Such scorn stemmed from what seemed apparent to onlookers: In the face of a triple-bogey, double-bogey, and two bogeys, McIlroy had simply quit. Disjointed statements about being “not in a good place mentally” and later complaining of wisdom tooth pain smacked of lame excuses. Fans traveled long distances and bought tickets to see the 23-year-old prodigy play. He owed it to them to finish the round.
Of course, McIlroy is not required to face such a life in the proverbial fishbowl. The way out is simple: Be mediocre. No criticism hounded England’s Brian Davis after he withdrew from the same tournament prematurely. Who’s Brian Davis, you ask? Exactly.
McIlroy has a decision to make: Keep pursuing greatness and learn to carry the attending pressure and responsibility or step aside and enjoy a quieter life in the shadow of the man he grew up idolizing. That man, Tiger Woods, appears ready to reclaim the mantle of world’s best golfer, and the spotlight that goes along with it. Woods knows just how hot the glare of that light can be. He faced its worst as details of his many extramarital trysts were exposed during a very public divorce. But if five PGA Tour victories over the last calendar year is any indication, Woods has made his choice. He won’t be fading from view.
Beginning April 11, the demanding greens of Augusta National will provide a prime occasion for McIlroy to make his choice just as clear. Woods will be out to reassert his dominance and claim his fifth Masters Tournament crown. For McIlroy, every poor shot will be scrutinized, every reaction to a missed putt closely examined. The young Irishman has the swing to challenge Woods, to prove that he is truly the world’s new No. 1. But that role brings pain—and quite a bit more than aching teeth.
When his brother died in a car accident almost four years ago, Josh Willingham became a better hitter. Now with the Minnesota Twins, the 33-year-old outfielder hit 35 home runs last year and batted in 110 runs, the third-highest total in the American League. In 2009, though, he had to leave his team for 10 days, in the middle of the season, to return home and mourn with family.
Willingham says God used the death of his brother to get his attention and put his priorities back in order: “It put everything in perspective. To be honest, baseball was number one in my life before that happened. It wasn’t number one after. It was right where it was supposed to be—number three or four.”

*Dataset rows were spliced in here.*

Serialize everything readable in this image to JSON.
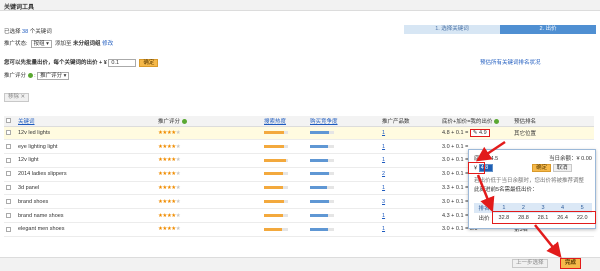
{
  "window": {
    "title": "关键词工具"
  },
  "steps": [
    {
      "label": "1. 选择关键词"
    },
    {
      "label": "2. 出价"
    }
  ],
  "summary": {
    "prefix": "已选择",
    "count": "38",
    "suffix": "个关键词",
    "status_label": "推广状态:",
    "status_value": "按组",
    "added_label": "添加至",
    "added_value": "未分组词组",
    "modify_link": "修改"
  },
  "bid_line": {
    "text": "您可以先批量出价，每个关键词的出价 + ¥ ",
    "value": "0.1",
    "confirm": "确定",
    "right_link": "预估所有关键词排名状况"
  },
  "filter": {
    "label": "推广评分",
    "select": "推广评分"
  },
  "delete_button": "移除 ✕",
  "table": {
    "headers": [
      "",
      "关键词",
      "推广评分",
      "搜索热度",
      "购买竞争度",
      "推广产品数",
      "底价+加价=我的出价",
      "预估排名"
    ],
    "rows": [
      {
        "keyword": "12v led lights",
        "stars": 4,
        "heat": 0.85,
        "comp": 0.8,
        "products": "1",
        "bid": "4.8 + 0.1 =",
        "final": "4.9",
        "rank": "其它位置"
      },
      {
        "keyword": "eye lighting light",
        "stars": 4,
        "heat": 0.85,
        "comp": 0.75,
        "products": "1",
        "bid": "3.0 + 0.1 =",
        "final": "",
        "rank": ""
      },
      {
        "keyword": "12v light",
        "stars": 4,
        "heat": 0.9,
        "comp": 0.75,
        "products": "1",
        "bid": "3.0 + 0.1 =",
        "final": "",
        "rank": ""
      },
      {
        "keyword": "2014 ladies slippers",
        "stars": 4,
        "heat": 0.8,
        "comp": 0.8,
        "products": "2",
        "bid": "3.0 + 0.1 =",
        "final": "",
        "rank": ""
      },
      {
        "keyword": "3d panel",
        "stars": 4,
        "heat": 0.8,
        "comp": 0.7,
        "products": "1",
        "bid": "3.3 + 0.1 =",
        "final": "",
        "rank": ""
      },
      {
        "keyword": "brand shoes",
        "stars": 4,
        "heat": 0.85,
        "comp": 0.8,
        "products": "3",
        "bid": "3.0 + 0.1 =",
        "final": "",
        "rank": ""
      },
      {
        "keyword": "brand name shoes",
        "stars": 4,
        "heat": 0.8,
        "comp": 0.75,
        "products": "1",
        "bid": "4.3 + 0.1 =",
        "final": "4.4",
        "rank": "其它位置"
      },
      {
        "keyword": "elegant men shoes",
        "stars": 4,
        "heat": 0.75,
        "comp": 0.75,
        "products": "1",
        "bid": "3.0 + 0.1 =",
        "final": "3.1",
        "rank": "第3名"
      }
    ]
  },
  "popup": {
    "floor_label": "底价：",
    "floor_value": "4.5",
    "balance_label": "当日余额：",
    "balance_value": "¥ 0.00",
    "note1": "若出价低于当日余额时，您出价将被推荐调整",
    "note2": "此刻进前5名需最低出价：",
    "input_prefix": "¥",
    "input_value": "4.8",
    "confirm": "确定",
    "cancel": "取消",
    "rank_label": "排名",
    "bid_label": "出价",
    "ranks": [
      "1",
      "2",
      "3",
      "4",
      "5"
    ],
    "bids": [
      "32.8",
      "28.8",
      "28.1",
      "26.4",
      "22.0"
    ]
  },
  "footer": {
    "prev": "上一步选择",
    "finish": "完成"
  },
  "colors": {
    "accent": "#4f8fd2",
    "highlight": "#e21b1b",
    "button": "#f6b94a"
  }
}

The best two months of Willingham’s career came when he returned to baseball after those 10 days—not because he was any better physically, he says, but because his spiritual priorities had been adjusted. Freshly freed from the enslaving idol of baseball, he was now ready to enjoy the game in its proper place.
Injuries have also taught a lesson to the slugger from Florence, Ala. At one point he was “one injury away from back surgery,” which could have meant the end of his career: “It puts things in perspective. You have to lean on God.”